--- Work instruction ---
The full listing below must be printed exactly, word for word.

--- Data for this task ---
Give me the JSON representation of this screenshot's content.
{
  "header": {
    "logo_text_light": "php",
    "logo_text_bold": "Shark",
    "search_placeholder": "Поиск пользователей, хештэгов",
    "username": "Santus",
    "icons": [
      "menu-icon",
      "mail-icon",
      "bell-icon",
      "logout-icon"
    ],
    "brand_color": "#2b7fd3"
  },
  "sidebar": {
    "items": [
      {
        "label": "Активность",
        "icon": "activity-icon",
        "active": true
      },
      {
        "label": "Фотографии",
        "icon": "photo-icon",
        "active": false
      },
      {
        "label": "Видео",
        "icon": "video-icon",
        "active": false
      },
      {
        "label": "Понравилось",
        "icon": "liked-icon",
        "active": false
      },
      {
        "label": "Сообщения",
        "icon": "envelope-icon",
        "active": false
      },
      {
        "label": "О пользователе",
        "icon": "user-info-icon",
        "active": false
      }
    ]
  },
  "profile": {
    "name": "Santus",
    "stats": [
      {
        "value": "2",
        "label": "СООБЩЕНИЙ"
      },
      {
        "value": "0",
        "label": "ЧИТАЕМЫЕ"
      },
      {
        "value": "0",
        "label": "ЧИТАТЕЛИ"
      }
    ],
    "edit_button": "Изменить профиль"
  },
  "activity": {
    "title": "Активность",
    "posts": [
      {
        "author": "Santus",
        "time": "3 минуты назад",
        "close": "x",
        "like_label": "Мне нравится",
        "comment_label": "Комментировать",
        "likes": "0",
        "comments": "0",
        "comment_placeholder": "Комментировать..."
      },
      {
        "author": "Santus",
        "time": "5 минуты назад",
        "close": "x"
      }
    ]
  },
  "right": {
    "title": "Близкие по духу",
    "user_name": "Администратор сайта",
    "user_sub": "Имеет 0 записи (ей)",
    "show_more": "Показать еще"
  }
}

--- Response ---
Give me the JSON representation of this screenshot's content.
{
  "header": {
    "logo_text_light": "php",
    "logo_text_bold": "Shark",
    "search_placeholder": "Поиск пользователей, хештэгов",
    "username": "Santus",
    "icons": [
      "menu-icon",
      "mail-icon",
      "bell-icon",
      "logout-icon"
    ],
    "brand_color": "#2b7fd3"
  },
  "sidebar": {
    "items": [
      {
        "label": "Активность",
        "icon": "activity-icon",
        "active": true
      },
      {
        "label": "Фотографии",
        "icon": "photo-icon",
        "active": false
      },
      {
        "label": "Видео",
        "icon": "video-icon",
        "active": false
      },
      {
        "label": "Понравилось",
        "icon": "liked-icon",
        "active": false
      },
      {
        "label": "Сообщения",
        "icon": "envelope-icon",
        "active": false
      },
      {
        "label": "О пользователе",
        "icon": "user-info-icon",
        "active": false
      }
    ]
  },
  "profile": {
    "name": "Santus",
    "stats": [
      {
        "value": "2",
        "label": "СООБЩЕНИЙ"
      },
      {
        "value": "0",
        "label": "ЧИТАЕМЫЕ"
      },
      {
        "value": "0",
        "label": "ЧИТАТЕЛИ"
      }
    ],
    "edit_button": "Изменить профиль"
  },
  "activity": {
    "title": "Активность",
    "posts": [
      {
        "author": "Santus",
        "time": "3 минуты назад",
        "close": "x",
        "like_label": "Мне нравится",
        "comment_label": "Комментировать",
        "likes": "0",
        "comments": "0",
        "comment_placeholder": "Комментировать..."
      },
      {
        "author": "Santus",
        "time": "5 минуты назад",
        "close": "x"
      }
    ]
  },
  "right": {
    "title": "Близкие по духу",
    "user_name": "Администратор сайта",
    "user_sub": "Имеет 0 записи (ей)",
    "show_more": "Показать еще"
  }
}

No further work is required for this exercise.